Stella Steyn (1907 - 1987)
Stella Steyn was born in Dublin in 1907, her father, William Steyn, had moved to Limerick in the 1870's and her mother, Bertha Jaffe, had also moved to Ireland from Berlin. They married in Limerick in 1890 and subsequently moved to Dublin, where her father ran a successful dental practice. Stella Steyn was educated at Alexandra College Dublin, and then enrolled in the Dublin Metropolitan School of Art, where she studied from 1924 to 1926. One of her tutors during her time at art college, was the well-known portrait and figure painter Patrick Tuohy, who introduced her to the work of French artists, in particular Cezanne. In 1926, encouraged by Tuohy, she left Ireland to pursue her studies in Paris, at the Académie Scandinave and at La Grande Chaumière.
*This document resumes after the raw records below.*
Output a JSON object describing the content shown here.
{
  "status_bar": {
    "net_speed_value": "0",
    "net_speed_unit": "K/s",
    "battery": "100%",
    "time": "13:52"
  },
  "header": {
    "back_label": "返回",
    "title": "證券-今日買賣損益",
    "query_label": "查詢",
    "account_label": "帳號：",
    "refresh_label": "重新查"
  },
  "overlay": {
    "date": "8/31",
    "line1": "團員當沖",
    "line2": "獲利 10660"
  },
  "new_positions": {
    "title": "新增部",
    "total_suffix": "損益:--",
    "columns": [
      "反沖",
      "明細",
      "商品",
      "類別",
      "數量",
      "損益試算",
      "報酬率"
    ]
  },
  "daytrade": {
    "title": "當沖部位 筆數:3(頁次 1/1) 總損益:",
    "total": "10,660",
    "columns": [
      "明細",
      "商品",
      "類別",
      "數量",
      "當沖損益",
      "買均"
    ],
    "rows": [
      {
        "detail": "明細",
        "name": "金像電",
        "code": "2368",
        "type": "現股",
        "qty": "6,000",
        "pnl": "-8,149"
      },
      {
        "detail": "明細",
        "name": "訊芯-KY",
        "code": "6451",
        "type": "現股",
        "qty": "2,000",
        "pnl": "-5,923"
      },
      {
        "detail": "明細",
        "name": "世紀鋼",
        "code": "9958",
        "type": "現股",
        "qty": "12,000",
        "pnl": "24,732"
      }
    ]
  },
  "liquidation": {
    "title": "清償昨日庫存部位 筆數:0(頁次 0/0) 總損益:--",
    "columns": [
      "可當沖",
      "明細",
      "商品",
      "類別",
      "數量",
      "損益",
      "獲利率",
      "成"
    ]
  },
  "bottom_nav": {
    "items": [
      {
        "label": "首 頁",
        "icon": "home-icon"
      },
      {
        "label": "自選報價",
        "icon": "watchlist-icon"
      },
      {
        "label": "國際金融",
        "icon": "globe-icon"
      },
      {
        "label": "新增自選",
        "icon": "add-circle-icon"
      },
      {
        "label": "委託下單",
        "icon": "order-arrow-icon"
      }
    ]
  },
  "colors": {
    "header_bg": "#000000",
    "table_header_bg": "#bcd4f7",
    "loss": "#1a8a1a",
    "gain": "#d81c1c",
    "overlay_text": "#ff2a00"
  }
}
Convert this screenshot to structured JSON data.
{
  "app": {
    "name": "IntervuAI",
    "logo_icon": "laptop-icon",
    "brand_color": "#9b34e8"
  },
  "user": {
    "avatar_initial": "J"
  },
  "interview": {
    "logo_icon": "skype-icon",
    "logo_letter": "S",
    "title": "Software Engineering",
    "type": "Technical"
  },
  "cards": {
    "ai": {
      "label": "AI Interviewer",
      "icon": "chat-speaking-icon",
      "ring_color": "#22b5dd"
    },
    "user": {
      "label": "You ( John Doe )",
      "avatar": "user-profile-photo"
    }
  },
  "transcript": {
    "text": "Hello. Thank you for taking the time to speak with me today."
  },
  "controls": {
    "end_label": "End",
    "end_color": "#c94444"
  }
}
In this way she followed the lead of two or Ireland's foremost modern artists, Mainie Jellett and Evie Hone, who had both studied in the studios of modernist painters in Paris in the early 1920's. Speaking of this period she later remarked that ‘painters like Utrillo, Modigliani, Soutine and Pascin were still working, or had very recently worked in Paris, and were to be seen in the galleries’ During this time in Paris, she met Samuel Beckett, and also James Joyce, who asked her to illustrate "Finnegan's Wake". Stella Steyn established her reputation as a progressive artist in Dublin, with nineteen of her paintings, chosen for exhibition at the Royal Hibernian Academy, annual exhibitions, between 1927 and 1930. She also exhibited at the New English Art Club in London and in 1929, she was part of an exhibition or contemporary Irish art at the Helen Hackett Gallery in New York, the first of its kind in America. In 1931 she enrolled in the famous Bauhaus School of Art in Germany, the only Irish artist, known to have studied there. While a student there, she was taught by major European atists, such as Wassily Kandinsky, László Moholy-Nagy, Paul Klee and Joseph Albers. In the 1950's Stella Steyn exhibited extensively in London, with a solo exhibition at the Leicester Gallery in 1951, and a joint exhibition with well known British artist, Ivon Hitchens in 1954. She also exhibited at the Royal Academy annual exhibitions in London from 1952 to 1959. Stella Steyn's paintings are characterised by her expressive, brushstrokes and vibrant colour palette, reminiscent of the Fauvists. The influence of French art, in particular, Cezanne, is apparent in her still life paintings, with their simplified forms.